LP: Agreed. I try to set my own cynicism against the fact that I want to fall in love again and again. I just don’t want to get married, or settle down. I want to fall in love with friends, partners, housemates, strangers. At the moment I’m getting to live a version of that dream, as I’ve been polyamorous for years and live in a functioning collective. Part of me always suspected, in my early twenties, that this was a phase I was going through, that eventually I’d settle down and couple up, because that was what it meant to be an adult  but as I approach my thirties I’ve come to realise that no, this is what I’m committed to, and it’s going to be a long-term thing for me. I’m very interested in the notion of "casual love" – love and intimacy that gets to be as free and easy as casual sex, without necessarily obviating commitment... Romance, unlike human labour, is an infinitely renewable resource.

MW: That's interesting. It's the one actual infinite resource. Unlike nature, unlike women's labour which we treat that way.

LP: They say we’re an important natural resource. You know what they do to natural resources these days? All of this is, on a fundamental level, about social reproduction. We have to remember that the work that is done within love and family scenarios, mainly by women, is work that has real, measurable value, work without which capitalism could not continue to exist. And the historical marginalisation of women has been about managing and ensuring the unstinting supply of that work, for free, for a long time. Changing the labour of love will involve changing those conditions – and it will take a lot of imaginative work.
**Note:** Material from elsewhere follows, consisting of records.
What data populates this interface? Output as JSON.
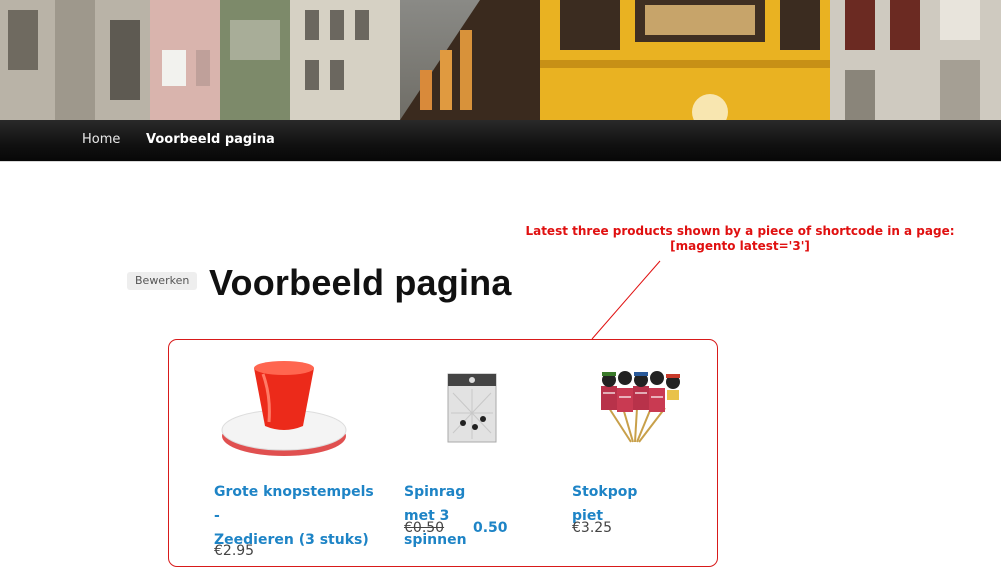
{
  "header": {
    "image": "street-with-yellow-tram-photo"
  },
  "nav": {
    "items": [
      {
        "label": "Home"
      },
      {
        "label": "Voorbeeld pagina"
      }
    ]
  },
  "annotation": {
    "line1": "Latest three products shown by a piece of shortcode in a page:",
    "line2": "[magento latest='3']"
  },
  "page": {
    "edit_label": "Bewerken",
    "title": "Voorbeeld pagina"
  },
  "products": [
    {
      "name_line1": "Grote knopstempels -",
      "name_line2": "Zeedieren (3 stuks)",
      "price": "€2.95",
      "image": "red-stamp-product-image"
    },
    {
      "name": "Spinrag met 3 spinnen",
      "old_price": "€0.50",
      "special_price": "0.50",
      "image": "spider-web-package-product-image"
    },
    {
      "name": "Stokpop piet",
      "price": "€3.25",
      "image": "stick-puppet-product-image"
    }
  ],
  "colors": {
    "annotation": "#e01010",
    "link": "#1e84c6",
    "nav_bg": "#111111"
  }
}
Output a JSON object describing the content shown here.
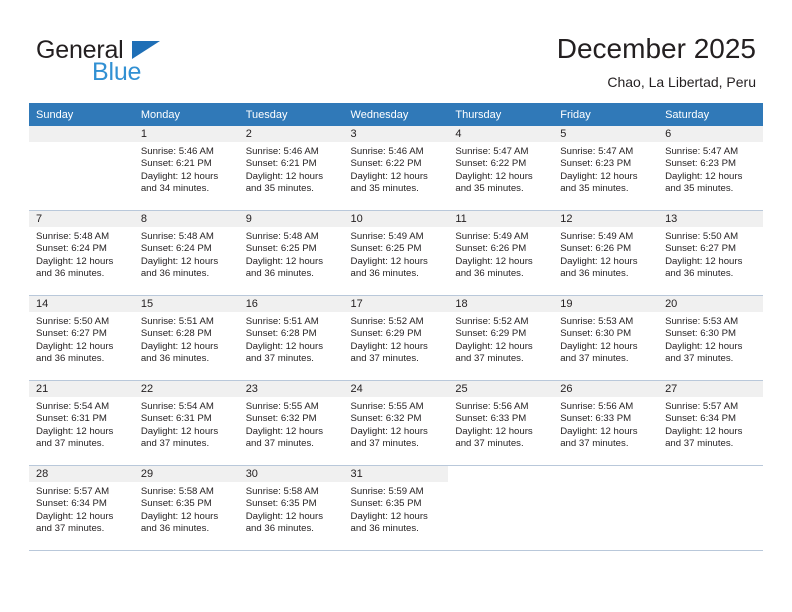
{
  "brand": {
    "name_part1": "General",
    "name_part2": "Blue",
    "triangle_color": "#1f6fb6",
    "blue_color": "#3190d3"
  },
  "header": {
    "title": "December 2025",
    "location": "Chao, La Libertad, Peru"
  },
  "theme": {
    "header_row_bg": "#3079b8",
    "daynum_band_bg": "#f0f0f0",
    "grid_line": "#b9c8da",
    "text": "#231f20"
  },
  "weekdays": [
    "Sunday",
    "Monday",
    "Tuesday",
    "Wednesday",
    "Thursday",
    "Friday",
    "Saturday"
  ],
  "weeks": [
    [
      {
        "day": "",
        "empty": true,
        "sunrise": "",
        "sunset": "",
        "daylight_1": "",
        "daylight_2": ""
      },
      {
        "day": "1",
        "sunrise": "Sunrise: 5:46 AM",
        "sunset": "Sunset: 6:21 PM",
        "daylight_1": "Daylight: 12 hours",
        "daylight_2": "and 34 minutes."
      },
      {
        "day": "2",
        "sunrise": "Sunrise: 5:46 AM",
        "sunset": "Sunset: 6:21 PM",
        "daylight_1": "Daylight: 12 hours",
        "daylight_2": "and 35 minutes."
      },
      {
        "day": "3",
        "sunrise": "Sunrise: 5:46 AM",
        "sunset": "Sunset: 6:22 PM",
        "daylight_1": "Daylight: 12 hours",
        "daylight_2": "and 35 minutes."
      },
      {
        "day": "4",
        "sunrise": "Sunrise: 5:47 AM",
        "sunset": "Sunset: 6:22 PM",
        "daylight_1": "Daylight: 12 hours",
        "daylight_2": "and 35 minutes."
      },
      {
        "day": "5",
        "sunrise": "Sunrise: 5:47 AM",
        "sunset": "Sunset: 6:23 PM",
        "daylight_1": "Daylight: 12 hours",
        "daylight_2": "and 35 minutes."
      },
      {
        "day": "6",
        "sunrise": "Sunrise: 5:47 AM",
        "sunset": "Sunset: 6:23 PM",
        "daylight_1": "Daylight: 12 hours",
        "daylight_2": "and 35 minutes."
      }
    ],
    [
      {
        "day": "7",
        "sunrise": "Sunrise: 5:48 AM",
        "sunset": "Sunset: 6:24 PM",
        "daylight_1": "Daylight: 12 hours",
        "daylight_2": "and 36 minutes."
      },
      {
        "day": "8",
        "sunrise": "Sunrise: 5:48 AM",
        "sunset": "Sunset: 6:24 PM",
        "daylight_1": "Daylight: 12 hours",
        "daylight_2": "and 36 minutes."
      },
      {
        "day": "9",
        "sunrise": "Sunrise: 5:48 AM",
        "sunset": "Sunset: 6:25 PM",
        "daylight_1": "Daylight: 12 hours",
        "daylight_2": "and 36 minutes."
      },
      {
        "day": "10",
        "sunrise": "Sunrise: 5:49 AM",
        "sunset": "Sunset: 6:25 PM",
        "daylight_1": "Daylight: 12 hours",
        "daylight_2": "and 36 minutes."
      },
      {
        "day": "11",
        "sunrise": "Sunrise: 5:49 AM",
        "sunset": "Sunset: 6:26 PM",
        "daylight_1": "Daylight: 12 hours",
        "daylight_2": "and 36 minutes."
      },
      {
        "day": "12",
        "sunrise": "Sunrise: 5:49 AM",
        "sunset": "Sunset: 6:26 PM",
        "daylight_1": "Daylight: 12 hours",
        "daylight_2": "and 36 minutes."
      },
      {
        "day": "13",
        "sunrise": "Sunrise: 5:50 AM",
        "sunset": "Sunset: 6:27 PM",
        "daylight_1": "Daylight: 12 hours",
        "daylight_2": "and 36 minutes."
      }
    ],
    [
      {
        "day": "14",
        "sunrise": "Sunrise: 5:50 AM",
        "sunset": "Sunset: 6:27 PM",
        "daylight_1": "Daylight: 12 hours",
        "daylight_2": "and 36 minutes."
      },
      {
        "day": "15",
        "sunrise": "Sunrise: 5:51 AM",
        "sunset": "Sunset: 6:28 PM",
        "daylight_1": "Daylight: 12 hours",
        "daylight_2": "and 36 minutes."
      },
      {
        "day": "16",
        "sunrise": "Sunrise: 5:51 AM",
        "sunset": "Sunset: 6:28 PM",
        "daylight_1": "Daylight: 12 hours",
        "daylight_2": "and 37 minutes."
      },
      {
        "day": "17",
        "sunrise": "Sunrise: 5:52 AM",
        "sunset": "Sunset: 6:29 PM",
        "daylight_1": "Daylight: 12 hours",
        "daylight_2": "and 37 minutes."
      },
      {
        "day": "18",
        "sunrise": "Sunrise: 5:52 AM",
        "sunset": "Sunset: 6:29 PM",
        "daylight_1": "Daylight: 12 hours",
        "daylight_2": "and 37 minutes."
      },
      {
        "day": "19",
        "sunrise": "Sunrise: 5:53 AM",
        "sunset": "Sunset: 6:30 PM",
        "daylight_1": "Daylight: 12 hours",
        "daylight_2": "and 37 minutes."
      },
      {
        "day": "20",
        "sunrise": "Sunrise: 5:53 AM",
        "sunset": "Sunset: 6:30 PM",
        "daylight_1": "Daylight: 12 hours",
        "daylight_2": "and 37 minutes."
      }
    ],
    [
      {
        "day": "21",
        "sunrise": "Sunrise: 5:54 AM",
        "sunset": "Sunset: 6:31 PM",
        "daylight_1": "Daylight: 12 hours",
        "daylight_2": "and 37 minutes."
      },
      {
        "day": "22",
        "sunrise": "Sunrise: 5:54 AM",
        "sunset": "Sunset: 6:31 PM",
        "daylight_1": "Daylight: 12 hours",
        "daylight_2": "and 37 minutes."
      },
      {
        "day": "23",
        "sunrise": "Sunrise: 5:55 AM",
        "sunset": "Sunset: 6:32 PM",
        "daylight_1": "Daylight: 12 hours",
        "daylight_2": "and 37 minutes."
      },
      {
        "day": "24",
        "sunrise": "Sunrise: 5:55 AM",
        "sunset": "Sunset: 6:32 PM",
        "daylight_1": "Daylight: 12 hours",
        "daylight_2": "and 37 minutes."
      },
      {
        "day": "25",
        "sunrise": "Sunrise: 5:56 AM",
        "sunset": "Sunset: 6:33 PM",
        "daylight_1": "Daylight: 12 hours",
        "daylight_2": "and 37 minutes."
      },
      {
        "day": "26",
        "sunrise": "Sunrise: 5:56 AM",
        "sunset": "Sunset: 6:33 PM",
        "daylight_1": "Daylight: 12 hours",
        "daylight_2": "and 37 minutes."
      },
      {
        "day": "27",
        "sunrise": "Sunrise: 5:57 AM",
        "sunset": "Sunset: 6:34 PM",
        "daylight_1": "Daylight: 12 hours",
        "daylight_2": "and 37 minutes."
      }
    ],
    [
      {
        "day": "28",
        "sunrise": "Sunrise: 5:57 AM",
        "sunset": "Sunset: 6:34 PM",
        "daylight_1": "Daylight: 12 hours",
        "daylight_2": "and 37 minutes."
      },
      {
        "day": "29",
        "sunrise": "Sunrise: 5:58 AM",
        "sunset": "Sunset: 6:35 PM",
        "daylight_1": "Daylight: 12 hours",
        "daylight_2": "and 36 minutes."
      },
      {
        "day": "30",
        "sunrise": "Sunrise: 5:58 AM",
        "sunset": "Sunset: 6:35 PM",
        "daylight_1": "Daylight: 12 hours",
        "daylight_2": "and 36 minutes."
      },
      {
        "day": "31",
        "sunrise": "Sunrise: 5:59 AM",
        "sunset": "Sunset: 6:35 PM",
        "daylight_1": "Daylight: 12 hours",
        "daylight_2": "and 36 minutes."
      },
      {
        "day": "",
        "blank": true,
        "sunrise": "",
        "sunset": "",
        "daylight_1": "",
        "daylight_2": ""
      },
      {
        "day": "",
        "blank": true,
        "sunrise": "",
        "sunset": "",
        "daylight_1": "",
        "daylight_2": ""
      },
      {
        "day": "",
        "blank": true,
        "sunrise": "",
        "sunset": "",
        "daylight_1": "",
        "daylight_2": ""
      }
    ]
  ]
}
MW: Yes, and work best done among more than two people – among friends and communities as well as individual lovers. Transforming those conditions requires expanding the idea of love beyond the narrow couple form,where it's a prize you get for following The Rules successfully. Not to be too reductive, but the ways that the labour of love has manifested have often been shitty – but they don't have to be. I am ultimately an optimist.

LP: On that note, the world needs to know, by which I mean I want to know, about this puppy you’re going to get.

MW: I am so glad you asked, because this is a matter about which I would like to seek some self-help. The puppy is a source of conflict for me and within my relationship. I won’t name names but one of us thinks it’s basically unconscionable to do anything other than adopt a dog. The other accepts the self-evident truth of that claim, but feels a deep and passionate attraction to purebred French bulldogs. The heart wants what it wants. If anyone in the world would like to give up a French bulldog for adoption please get in touch @moiragweigel.

Laurie Penny is a contributing editor to the New Statesman. She is the author of five books, most recently Unspeakable Things.